Meals and Rest Breaks
Nonexempt workers in California are entitled to meal and rest breaks. These amount to a 30-minute meal break for five or more hours-worked and a 10-minute rest break for every four-hours worked. Nonexempt workers required to work through a meal or rest break are entitled to penalty of one-hour’s pay for each missed meal or rest break, with a maximum of two penalties per day. In other words, if an employer forces an employee to miss his or her meal break and rest breaks during one work day, then he or she is entitled to a penalty amounting to two hours of pay.
An employer may not require employee to work through a meal period, such as eating at one’s desk while answering the phone or performing other work. Additionally, an employer may not require an employee to remain on the premises during their meal break. An employer is required to provide a dedicated sitting area and access to amenities to prepare hot food.

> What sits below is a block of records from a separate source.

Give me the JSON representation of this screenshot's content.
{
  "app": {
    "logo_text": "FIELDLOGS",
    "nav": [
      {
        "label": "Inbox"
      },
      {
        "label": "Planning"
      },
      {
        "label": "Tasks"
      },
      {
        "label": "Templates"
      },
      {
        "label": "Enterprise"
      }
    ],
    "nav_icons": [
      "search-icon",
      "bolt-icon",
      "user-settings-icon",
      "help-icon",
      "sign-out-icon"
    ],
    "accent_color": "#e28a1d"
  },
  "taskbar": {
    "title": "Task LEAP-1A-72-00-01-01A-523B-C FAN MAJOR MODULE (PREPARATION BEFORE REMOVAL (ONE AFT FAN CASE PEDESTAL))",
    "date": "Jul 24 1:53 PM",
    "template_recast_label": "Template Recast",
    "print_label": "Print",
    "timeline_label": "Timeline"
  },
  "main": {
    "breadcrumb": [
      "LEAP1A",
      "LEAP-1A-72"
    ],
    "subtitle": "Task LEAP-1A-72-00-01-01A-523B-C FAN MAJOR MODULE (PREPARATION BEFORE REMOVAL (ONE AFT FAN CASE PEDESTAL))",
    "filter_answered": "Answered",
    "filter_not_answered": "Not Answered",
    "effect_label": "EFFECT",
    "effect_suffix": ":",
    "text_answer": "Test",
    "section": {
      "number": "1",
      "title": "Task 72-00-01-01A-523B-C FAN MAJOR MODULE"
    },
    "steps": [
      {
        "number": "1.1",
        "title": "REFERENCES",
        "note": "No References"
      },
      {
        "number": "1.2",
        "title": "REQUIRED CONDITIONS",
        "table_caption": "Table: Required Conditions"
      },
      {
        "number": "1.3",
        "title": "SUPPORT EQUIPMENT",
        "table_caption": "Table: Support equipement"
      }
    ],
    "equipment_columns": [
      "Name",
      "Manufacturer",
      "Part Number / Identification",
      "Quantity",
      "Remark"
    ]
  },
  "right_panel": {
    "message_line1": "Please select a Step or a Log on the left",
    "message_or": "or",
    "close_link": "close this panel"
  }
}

There is a move by employers in California to convince the public employees are griping about nothing when missing meal or rest periods, and the law amounts to nothing more than an opportunity for disingenuous employees to file suit. In truth, employees rely upon breaks for many legitimate reasons such as taking medicine, checking on ill family members or childcare and much-needed rest. Loyal employees are willing to work through meal and rest breaks, and employers know this and take advantage. Missed meal and rest breaks are common in certain types of work such as nursing, retail and construction.
National Labor Relations Act

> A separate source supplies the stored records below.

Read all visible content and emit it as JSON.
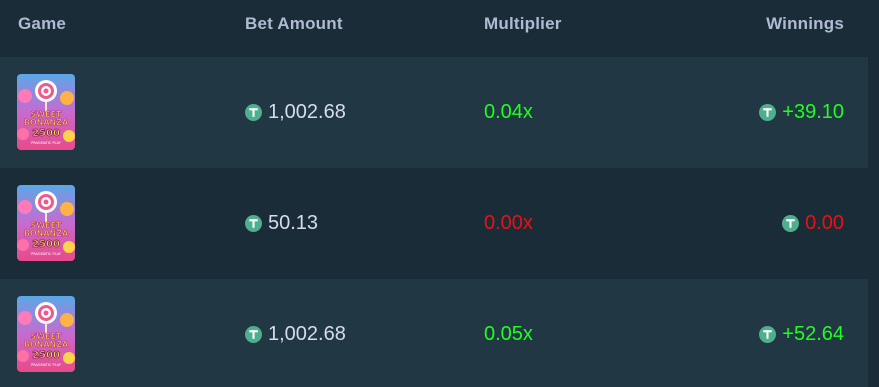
{
  "headers": {
    "game": "Game",
    "bet_amount": "Bet Amount",
    "multiplier": "Multiplier",
    "winnings": "Winnings"
  },
  "colors": {
    "background": "#1a2c38",
    "row_alt": "#213743",
    "header_text": "#b1bad3",
    "positive": "#1fff20",
    "negative": "#ed1010",
    "coin": "#4fae8c"
  },
  "thumbnail": {
    "line1": "SWEET",
    "line2": "BONANZA",
    "line3": "2500",
    "line4": "PRAGMATIC PLAY"
  },
  "rows": [
    {
      "bet": "1,002.68",
      "multiplier": "0.04x",
      "winnings": "+39.10",
      "status": "positive"
    },
    {
      "bet": "50.13",
      "multiplier": "0.00x",
      "winnings": "0.00",
      "status": "negative"
    },
    {
      "bet": "1,002.68",
      "multiplier": "0.05x",
      "winnings": "+52.64",
      "status": "positive"
    }
  ],
  "icons": {
    "currency": "usdt-coin-icon",
    "game": "sweet-bonanza-thumbnail"
  }
}
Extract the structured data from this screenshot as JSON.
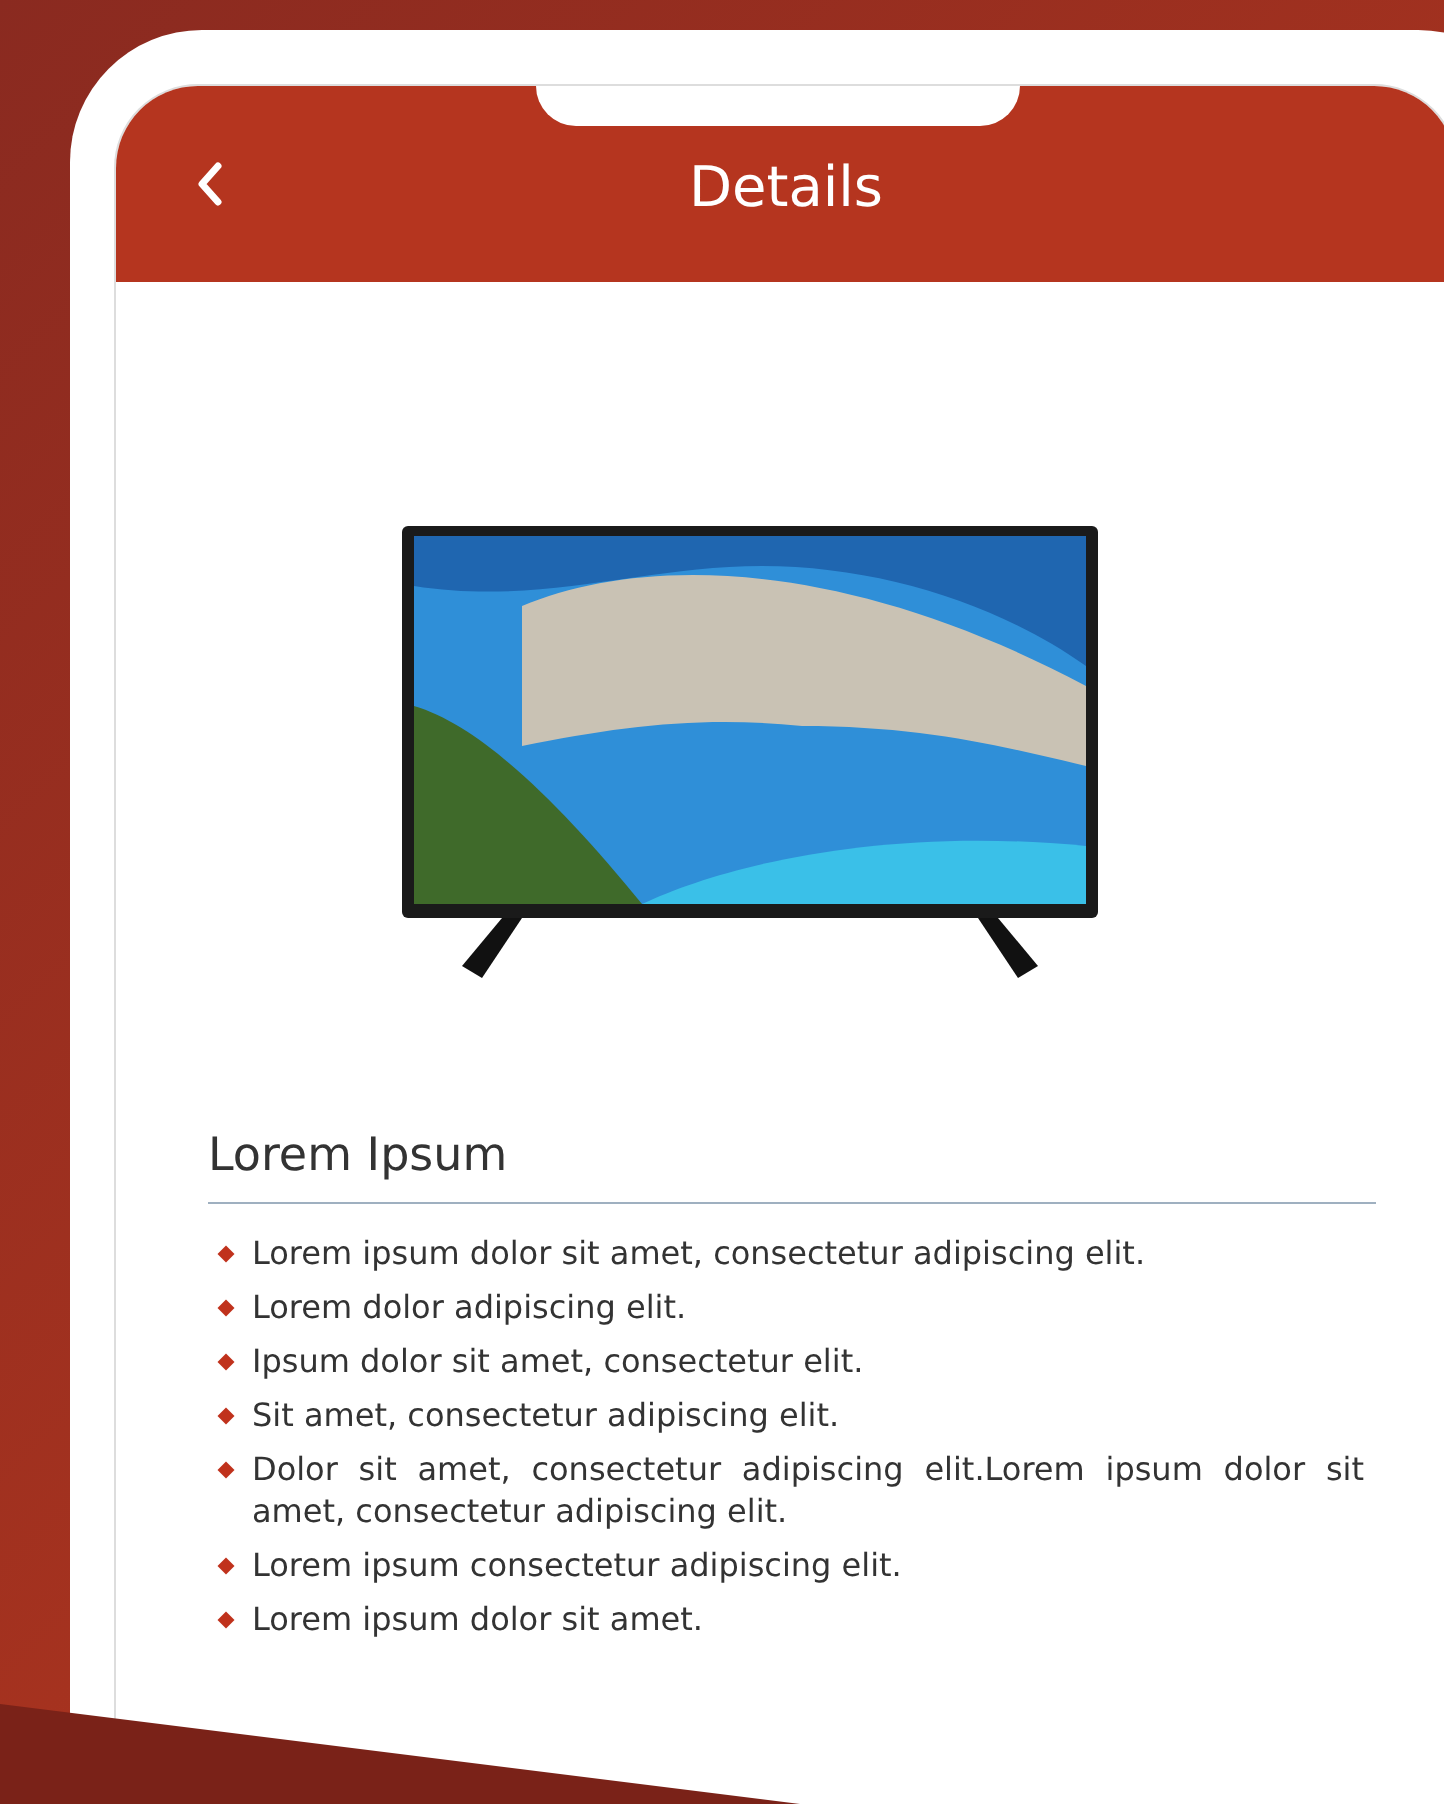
{
  "header": {
    "title": "Details"
  },
  "section": {
    "title": "Lorem Ipsum",
    "bullets": [
      "Lorem ipsum dolor sit amet, consectetur adipiscing elit.",
      "Lorem dolor adipiscing elit.",
      "Ipsum dolor sit amet, consectetur elit.",
      "Sit amet, consectetur adipiscing elit.",
      "Dolor sit amet, consectetur adipiscing elit.Lorem ipsum dolor sit amet, consectetur adipiscing elit.",
      "Lorem ipsum consectetur adipiscing elit.",
      "Lorem ipsum dolor sit amet."
    ]
  }
}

The National Labor Relations Act (NLRA) guarantees the right of employees to organize and bargain collectively with their employers and to engage in other protected concerted activity. The NLRA was established to provide employees with the right to organize unions to negotiate with employers over wages, hours, and other terms and conditions of employment. Courts have extended the rights of organized employment to nonunion employees. Thus, an employee acting on behalf of others in communicating with management over wages or other common benefits may be protected by the Act. This communal conduct by one employee is considered “protected concerted activity.” Protected concerted activity may extend to one employee’s acts on behalf of coworkers concerning health and safety issues and illegal conduct. In recent years, the NLRA has also been found to protect employee’s comments through social media to coworkers regarding workplace concerns, such as wages and unfair management practices.
A class action is a lawsuit in which a representative employee files one or more claims against an employer on behalf of him or herself and all other employees present and past. The law requires the representative employee to bring claims and make decisions that are beneficial not just to him or her, but also to all other employees (i.e., the class) represented in the lawsuit.

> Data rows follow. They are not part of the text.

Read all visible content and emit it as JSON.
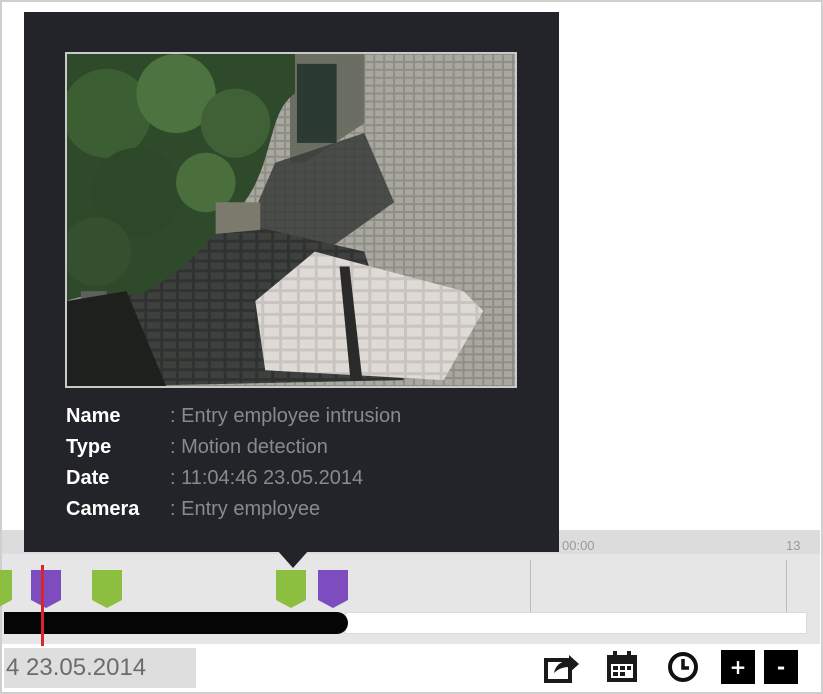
{
  "tooltip": {
    "rows": [
      {
        "key": "Name",
        "value": ": Entry employee intrusion"
      },
      {
        "key": "Type",
        "value": ": Motion detection"
      },
      {
        "key": "Date",
        "value": ": 11:04:46 23.05.2014"
      },
      {
        "key": "Camera",
        "value": ": Entry employee"
      }
    ]
  },
  "timeline": {
    "tick_labels": [
      "00:00",
      "13"
    ],
    "markers": [
      {
        "type": "motion",
        "color": "#8cbf3f"
      },
      {
        "type": "alarm",
        "color": "#7d4cbe"
      },
      {
        "type": "motion",
        "color": "#8cbf3f"
      },
      {
        "type": "motion",
        "color": "#8cbf3f"
      },
      {
        "type": "alarm",
        "color": "#7d4cbe"
      }
    ],
    "playhead_color": "#d7262f"
  },
  "bottombar": {
    "date_text": "4 23.05.2014",
    "tools": [
      "export-icon",
      "calendar-icon",
      "clock-icon"
    ],
    "zoom_in_label": "+",
    "zoom_out_label": "-"
  }
}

It is common for class suits to involve claims for unpaid wages and/or meal and rest breaks common among all employees over many years. It is also common for these claims to involve employees misclassified as independent contractors. This is commonly seen in fields such as delivery, where unknowing workers are hired as independent contractors to deliver furniture, electronics and other goods for delivery companies run at arm’s length by large retail outfits that wish to avoid overtime, and most recently by ride-share outfits such as Uber and Lyft, that insist their drivers are independent contractors and therefore need not be paid overtime or be given meal and rest breaks.